_What the task requires_
Repeat the records exactly. Every line must match.

_Records for the task_
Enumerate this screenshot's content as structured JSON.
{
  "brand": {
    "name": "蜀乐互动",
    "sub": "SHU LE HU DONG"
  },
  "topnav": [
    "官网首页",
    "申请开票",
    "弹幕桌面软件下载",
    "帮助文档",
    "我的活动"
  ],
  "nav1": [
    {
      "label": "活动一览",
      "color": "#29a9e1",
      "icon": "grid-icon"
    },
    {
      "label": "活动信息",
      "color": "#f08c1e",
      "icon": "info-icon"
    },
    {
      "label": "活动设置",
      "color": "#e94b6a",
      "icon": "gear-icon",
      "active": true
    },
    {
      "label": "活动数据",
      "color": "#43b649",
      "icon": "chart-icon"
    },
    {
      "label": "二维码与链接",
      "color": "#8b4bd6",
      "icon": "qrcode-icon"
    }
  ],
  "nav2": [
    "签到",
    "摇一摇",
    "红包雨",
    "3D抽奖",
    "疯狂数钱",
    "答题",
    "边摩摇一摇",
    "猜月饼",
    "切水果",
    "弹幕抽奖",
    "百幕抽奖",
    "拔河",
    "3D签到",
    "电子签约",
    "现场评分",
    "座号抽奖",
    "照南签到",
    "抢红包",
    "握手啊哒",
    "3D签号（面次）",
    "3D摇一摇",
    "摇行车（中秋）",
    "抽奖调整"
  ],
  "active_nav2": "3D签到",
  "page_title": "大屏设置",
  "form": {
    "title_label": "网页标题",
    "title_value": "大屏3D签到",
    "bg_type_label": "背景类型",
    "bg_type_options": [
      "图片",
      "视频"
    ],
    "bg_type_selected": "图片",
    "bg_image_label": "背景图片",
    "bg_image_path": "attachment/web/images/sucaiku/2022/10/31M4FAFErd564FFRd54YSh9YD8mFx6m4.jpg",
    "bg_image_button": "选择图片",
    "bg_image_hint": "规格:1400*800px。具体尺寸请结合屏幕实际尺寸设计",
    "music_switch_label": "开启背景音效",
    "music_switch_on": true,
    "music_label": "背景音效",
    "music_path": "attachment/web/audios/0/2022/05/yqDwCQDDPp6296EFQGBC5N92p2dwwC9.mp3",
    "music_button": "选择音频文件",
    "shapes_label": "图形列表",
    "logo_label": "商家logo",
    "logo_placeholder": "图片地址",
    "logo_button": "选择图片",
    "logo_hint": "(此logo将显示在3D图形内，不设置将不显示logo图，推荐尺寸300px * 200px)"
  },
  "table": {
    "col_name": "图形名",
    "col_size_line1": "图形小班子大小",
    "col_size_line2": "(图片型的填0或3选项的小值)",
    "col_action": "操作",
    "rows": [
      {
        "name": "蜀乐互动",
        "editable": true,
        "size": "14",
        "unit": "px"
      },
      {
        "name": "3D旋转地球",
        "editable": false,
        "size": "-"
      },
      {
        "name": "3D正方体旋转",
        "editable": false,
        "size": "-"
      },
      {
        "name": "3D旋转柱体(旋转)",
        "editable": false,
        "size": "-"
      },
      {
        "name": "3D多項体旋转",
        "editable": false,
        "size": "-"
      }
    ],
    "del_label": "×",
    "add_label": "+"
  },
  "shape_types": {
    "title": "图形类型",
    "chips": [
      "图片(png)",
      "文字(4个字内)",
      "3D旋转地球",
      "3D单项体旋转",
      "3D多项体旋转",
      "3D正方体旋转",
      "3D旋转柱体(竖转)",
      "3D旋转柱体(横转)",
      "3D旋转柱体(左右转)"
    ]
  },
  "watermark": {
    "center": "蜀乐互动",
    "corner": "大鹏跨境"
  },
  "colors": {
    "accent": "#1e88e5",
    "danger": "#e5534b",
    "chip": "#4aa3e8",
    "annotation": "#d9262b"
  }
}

_Your response_
Enumerate this screenshot's content as structured JSON.
{
  "brand": {
    "name": "蜀乐互动",
    "sub": "SHU LE HU DONG"
  },
  "topnav": [
    "官网首页",
    "申请开票",
    "弹幕桌面软件下载",
    "帮助文档",
    "我的活动"
  ],
  "nav1": [
    {
      "label": "活动一览",
      "color": "#29a9e1",
      "icon": "grid-icon"
    },
    {
      "label": "活动信息",
      "color": "#f08c1e",
      "icon": "info-icon"
    },
    {
      "label": "活动设置",
      "color": "#e94b6a",
      "icon": "gear-icon",
      "active": true
    },
    {
      "label": "活动数据",
      "color": "#43b649",
      "icon": "chart-icon"
    },
    {
      "label": "二维码与链接",
      "color": "#8b4bd6",
      "icon": "qrcode-icon"
    }
  ],
  "nav2": [
    "签到",
    "摇一摇",
    "红包雨",
    "3D抽奖",
    "疯狂数钱",
    "答题",
    "边摩摇一摇",
    "猜月饼",
    "切水果",
    "弹幕抽奖",
    "百幕抽奖",
    "拔河",
    "3D签到",
    "电子签约",
    "现场评分",
    "座号抽奖",
    "照南签到",
    "抢红包",
    "握手啊哒",
    "3D签号（面次）",
    "3D摇一摇",
    "摇行车（中秋）",
    "抽奖调整"
  ],
  "active_nav2": "3D签到",
  "page_title": "大屏设置",
  "form": {
    "title_label": "网页标题",
    "title_value": "大屏3D签到",
    "bg_type_label": "背景类型",
    "bg_type_options": [
      "图片",
      "视频"
    ],
    "bg_type_selected": "图片",
    "bg_image_label": "背景图片",
    "bg_image_path": "attachment/web/images/sucaiku/2022/10/31M4FAFErd564FFRd54YSh9YD8mFx6m4.jpg",
    "bg_image_button": "选择图片",
    "bg_image_hint": "规格:1400*800px。具体尺寸请结合屏幕实际尺寸设计",
    "music_switch_label": "开启背景音效",
    "music_switch_on": true,
    "music_label": "背景音效",
    "music_path": "attachment/web/audios/0/2022/05/yqDwCQDDPp6296EFQGBC5N92p2dwwC9.mp3",
    "music_button": "选择音频文件",
    "shapes_label": "图形列表",
    "logo_label": "商家logo",
    "logo_placeholder": "图片地址",
    "logo_button": "选择图片",
    "logo_hint": "(此logo将显示在3D图形内，不设置将不显示logo图，推荐尺寸300px * 200px)"
  },
  "table": {
    "col_name": "图形名",
    "col_size_line1": "图形小班子大小",
    "col_size_line2": "(图片型的填0或3选项的小值)",
    "col_action": "操作",
    "rows": [
      {
        "name": "蜀乐互动",
        "editable": true,
        "size": "14",
        "unit": "px"
      },
      {
        "name": "3D旋转地球",
        "editable": false,
        "size": "-"
      },
      {
        "name": "3D正方体旋转",
        "editable": false,
        "size": "-"
      },
      {
        "name": "3D旋转柱体(旋转)",
        "editable": false,
        "size": "-"
      },
      {
        "name": "3D多項体旋转",
        "editable": false,
        "size": "-"
      }
    ],
    "del_label": "×",
    "add_label": "+"
  },
  "shape_types": {
    "title": "图形类型",
    "chips": [
      "图片(png)",
      "文字(4个字内)",
      "3D旋转地球",
      "3D单项体旋转",
      "3D多项体旋转",
      "3D正方体旋转",
      "3D旋转柱体(竖转)",
      "3D旋转柱体(横转)",
      "3D旋转柱体(左右转)"
    ]
  },
  "watermark": {
    "center": "蜀乐互动",
    "corner": "大鹏跨境"
  },
  "colors": {
    "accent": "#1e88e5",
    "danger": "#e5534b",
    "chip": "#4aa3e8",
    "annotation": "#d9262b"
  }
}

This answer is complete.